Table of Contents
ISRN Agronomy
Volume 2012, Article ID 151537, 10 pages
Research Article

The Dwarf Saltwort (Salicornia bigelovii Torr.): Evaluation of Breeding Populations

1USDA-ARS Research Lab and Department of Agronomy and Plant Genetics, University of Minnesota, 803 Iowa Avenue, Morris, MN 56267, USA
2Plant Genetic Resources Program, International Center for Biosaline Agriculture, P.O. Box 14660, Dubai, UAE

Received 13 April 2012; Accepted 13 May 2012

Academic Editors: H. Bucking, O. Merah, and K. L. Sahrawat

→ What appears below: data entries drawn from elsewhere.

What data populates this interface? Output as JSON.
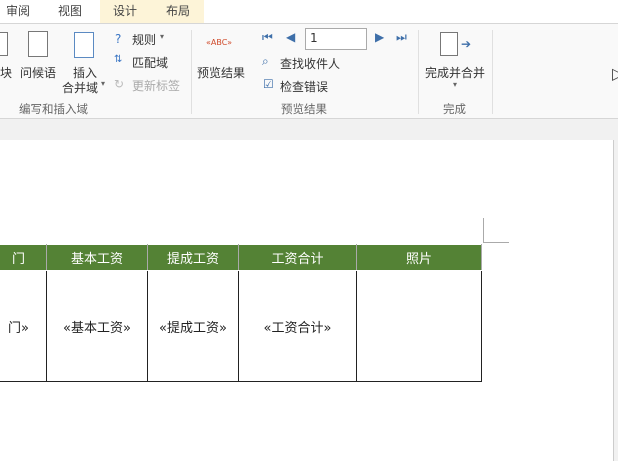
{
  "tabs": [
    "审阅",
    "视图",
    "设计",
    "布局"
  ],
  "ribbon": {
    "write_insert": {
      "block": "块",
      "greeting": "问候语",
      "insert_field_1": "插入",
      "insert_field_2": "合并域",
      "rules": "规则",
      "match_fields": "匹配域",
      "update_labels": "更新标签",
      "group": "编写和插入域"
    },
    "preview": {
      "preview_results": "预览结果",
      "record": "1",
      "find_recipient": "查找收件人",
      "check_errors": "检查错误",
      "group": "预览结果"
    },
    "finish": {
      "finish_merge": "完成并合并",
      "group": "完成"
    }
  },
  "table": {
    "headers": [
      "门",
      "基本工资",
      "提成工资",
      "工资合计",
      "照片"
    ],
    "cells": [
      "门»",
      "«基本工资»",
      "«提成工资»",
      "«工资合计»",
      ""
    ]
  },
  "colors": {
    "header_green": "#548235"
  }
}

Copyright © 2012 Abdullah A. Jaradat and Mohammed Shahid. This is an open access article distributed under the Creative Commons Attribution License, which permits unrestricted use, distribution, and reproduction in any medium, provided the original work is properly cited.


Breeding populations of the dwarf saltwort (Salicornia   bigelovii Torr. (Chenopodiaceae)) have been evaluated under high seawater salinity (45 dS m−1) for phenotypic, morphometric, biomass and seed traits to select and develop genotypes for biomass, seed, and vegetable production using sea and brackish water and marginal land resources. The largest variation between populations was found for harvest index and the smallest for number of spikes per plant; however, a more complex structure of variance was found when fixed and random factors were considered. Multivariate relationships between and within architectural and fitness-related traits suggest that biomass and seed yield gains can be achieved by manipulating plant architecture. Discriminant analyses between populations resulted in populations being correctly (mean 83%) classified. Prediction ( 𝑅 2 ) and validation ( 𝑄 2 ) coefficients in the partial least squares regression modeling, using three phenotypic markers, 12 morphometric traits, nine populations and 24 families(populations), were 0.86 and 0.78; respectively ( 𝑃 < 0 . 0 0 2 ) for plant dry weight and 0.89 and 0.83, respectively ( 𝑃 < 0 . 0 0 1 ) for seed yield per plant. We developed a procedure to identify populations and families within populations with favorable combinations of phenotypic and morphometric traits that are suitable for the development of Salicornia varieties for biomass, seed, or green vegetable production.